- ACTIVITY:
Copy the lines below as they are; omit the images they contain.

- Interface dataset entries:

:::::

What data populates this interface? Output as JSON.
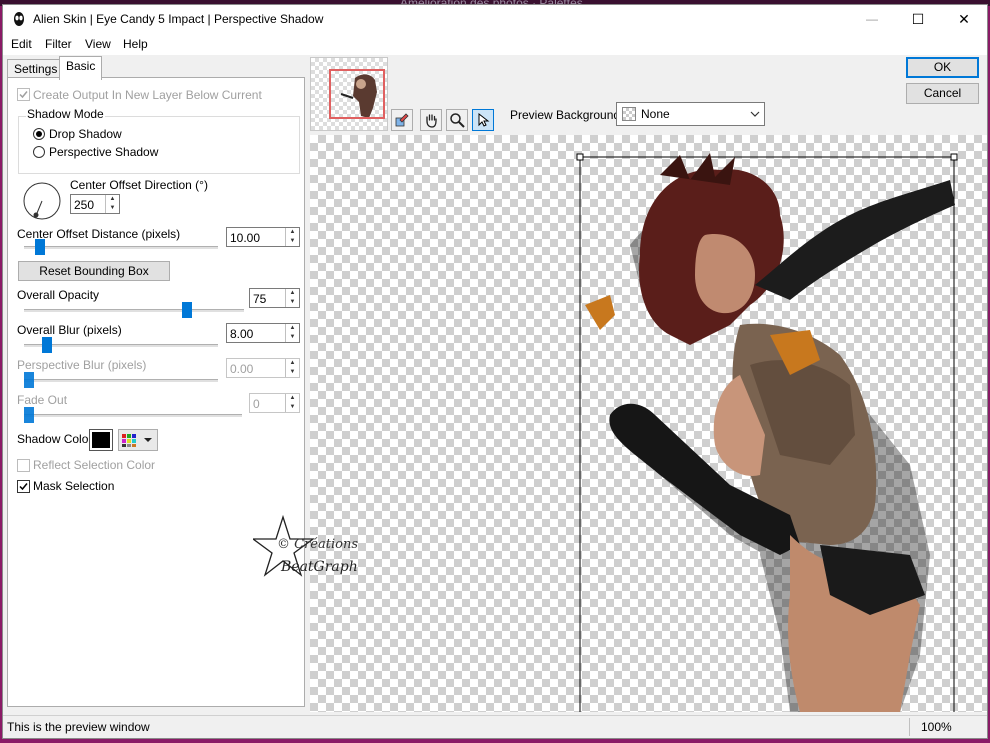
{
  "background_window": {
    "text": "Amélioration des photos  ·  Palettes"
  },
  "window": {
    "title": "Alien Skin | Eye Candy 5 Impact | Perspective Shadow",
    "controls": {
      "minimize": "—",
      "maximize": "☐",
      "close": "✕"
    }
  },
  "menu": [
    "Edit",
    "Filter",
    "View",
    "Help"
  ],
  "tabs": [
    "Settings",
    "Basic"
  ],
  "basic": {
    "create_output": "Create Output In New Layer Below Current",
    "shadow_mode": {
      "title": "Shadow Mode",
      "options": [
        "Drop Shadow",
        "Perspective Shadow"
      ],
      "selected": "Drop Shadow"
    },
    "center_offset_direction": {
      "label": "Center Offset Direction (°)",
      "value": "250"
    },
    "center_offset_distance": {
      "label": "Center Offset Distance (pixels)",
      "value": "10.00",
      "slider_fraction": 0.06
    },
    "reset_bounding_box": "Reset Bounding Box",
    "overall_opacity": {
      "label": "Overall Opacity",
      "value": "75",
      "slider_fraction": 0.75
    },
    "overall_blur": {
      "label": "Overall Blur (pixels)",
      "value": "8.00",
      "slider_fraction": 0.1
    },
    "perspective_blur": {
      "label": "Perspective Blur (pixels)",
      "value": "0.00",
      "slider_fraction": 0.0
    },
    "fade_out": {
      "label": "Fade Out",
      "value": "0",
      "slider_fraction": 0.0
    },
    "shadow_color": {
      "label": "Shadow Color",
      "color": "#000000"
    },
    "reflect_selection_color": "Reflect Selection Color",
    "mask_selection": "Mask Selection"
  },
  "buttons": {
    "ok": "OK",
    "cancel": "Cancel"
  },
  "preview_toolbar": {
    "preview_background_label": "Preview Background:",
    "preview_background_value": "None"
  },
  "watermark": {
    "line1": "© Créations",
    "line2": "BeatGraph"
  },
  "status": {
    "text": "This is the preview window",
    "zoom": "100%"
  },
  "colors": {
    "accent": "#0078d7",
    "checker": "#cfcfcf"
  }
}
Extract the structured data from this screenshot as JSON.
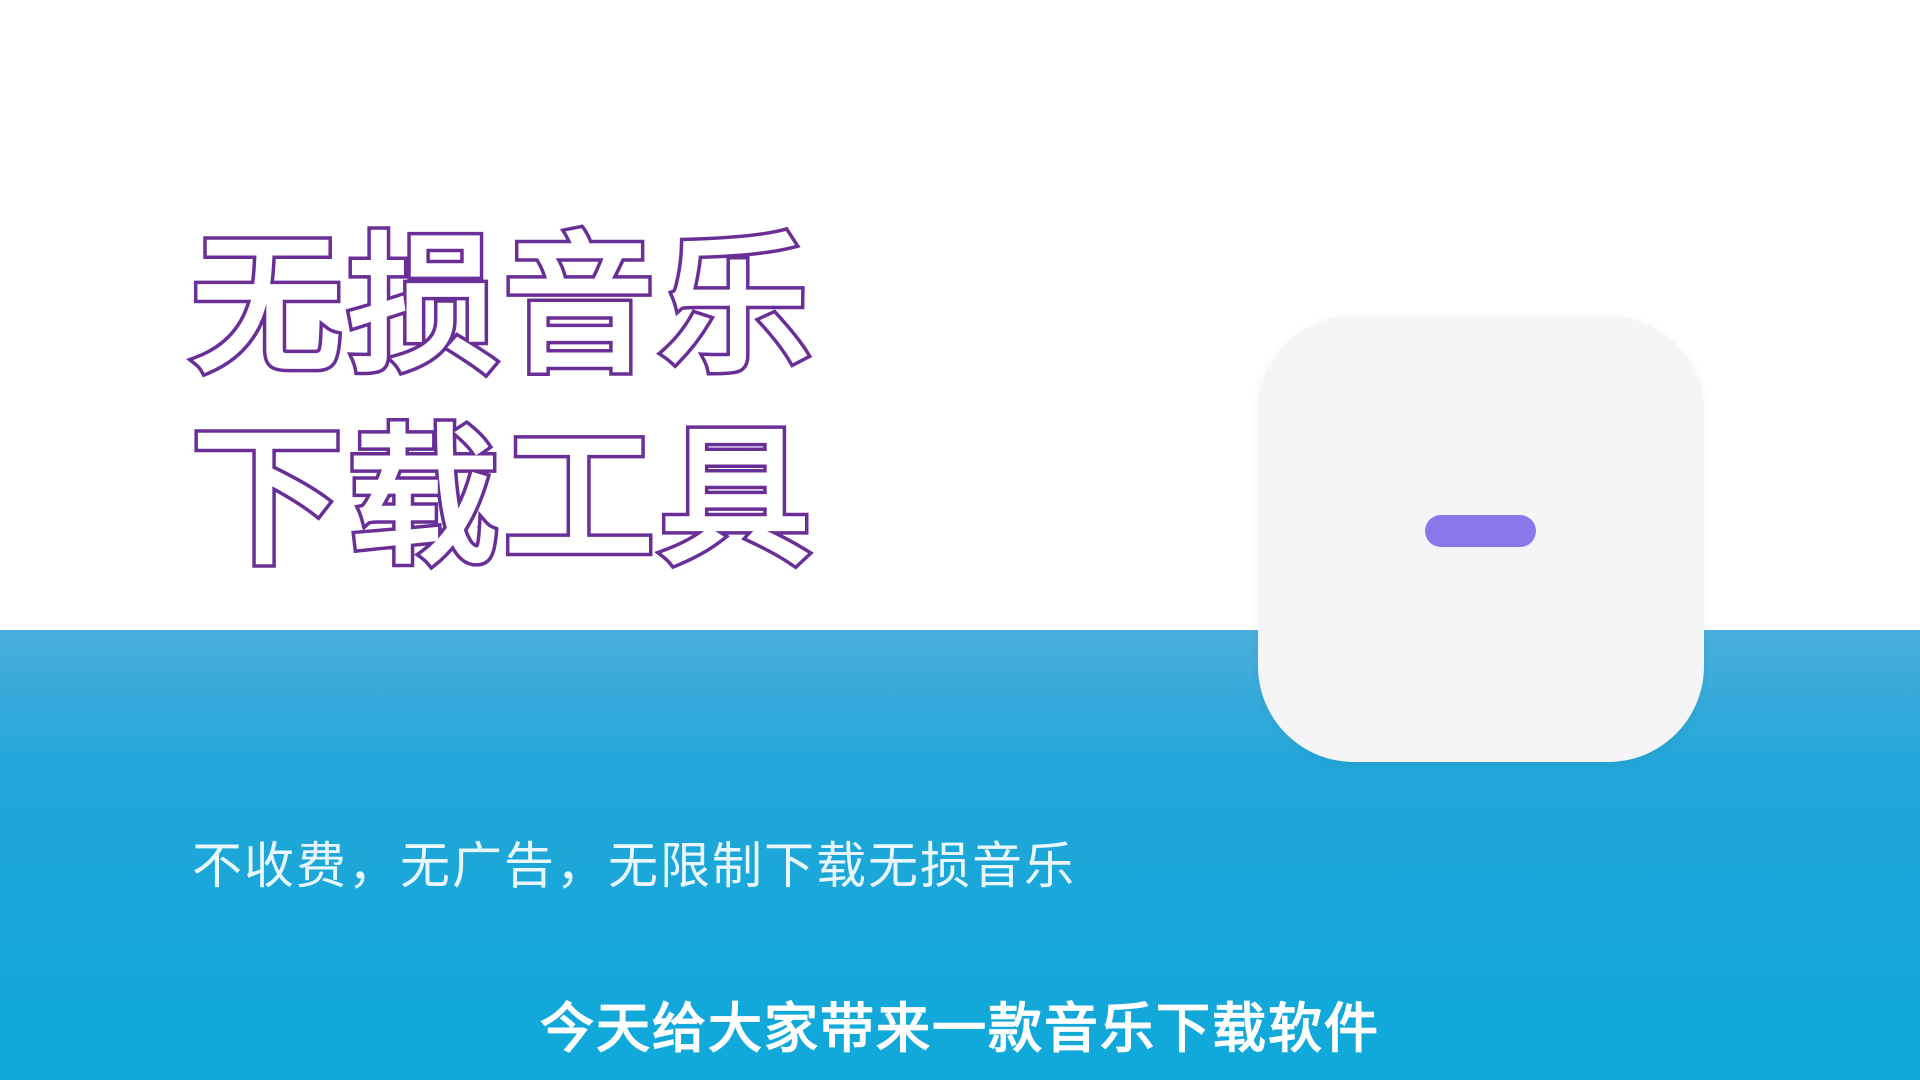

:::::

- ANSWER TO THIS TASK:
What data populates this interface? Output as JSON.
{
  "background_window": {
    "text": "Amélioration des photos  ·  Palettes"
  },
  "window": {
    "title": "Alien Skin | Eye Candy 5 Impact | Perspective Shadow",
    "controls": {
      "minimize": "—",
      "maximize": "☐",
      "close": "✕"
    }
  },
  "menu": [
    "Edit",
    "Filter",
    "View",
    "Help"
  ],
  "tabs": [
    "Settings",
    "Basic"
  ],
  "basic": {
    "create_output": "Create Output In New Layer Below Current",
    "shadow_mode": {
      "title": "Shadow Mode",
      "options": [
        "Drop Shadow",
        "Perspective Shadow"
      ],
      "selected": "Drop Shadow"
    },
    "center_offset_direction": {
      "label": "Center Offset Direction (°)",
      "value": "250"
    },
    "center_offset_distance": {
      "label": "Center Offset Distance (pixels)",
      "value": "10.00",
      "slider_fraction": 0.06
    },
    "reset_bounding_box": "Reset Bounding Box",
    "overall_opacity": {
      "label": "Overall Opacity",
      "value": "75",
      "slider_fraction": 0.75
    },
    "overall_blur": {
      "label": "Overall Blur (pixels)",
      "value": "8.00",
      "slider_fraction": 0.1
    },
    "perspective_blur": {
      "label": "Perspective Blur (pixels)",
      "value": "0.00",
      "slider_fraction": 0.0
    },
    "fade_out": {
      "label": "Fade Out",
      "value": "0",
      "slider_fraction": 0.0
    },
    "shadow_color": {
      "label": "Shadow Color",
      "color": "#000000"
    },
    "reflect_selection_color": "Reflect Selection Color",
    "mask_selection": "Mask Selection"
  },
  "buttons": {
    "ok": "OK",
    "cancel": "Cancel"
  },
  "preview_toolbar": {
    "preview_background_label": "Preview Background:",
    "preview_background_value": "None"
  },
  "watermark": {
    "line1": "© Créations",
    "line2": "BeatGraph"
  },
  "status": {
    "text": "This is the preview window",
    "zoom": "100%"
  },
  "colors": {
    "accent": "#0078d7",
    "checker": "#cfcfcf"
  }
}
Extract the structured data from this screenshot as JSON.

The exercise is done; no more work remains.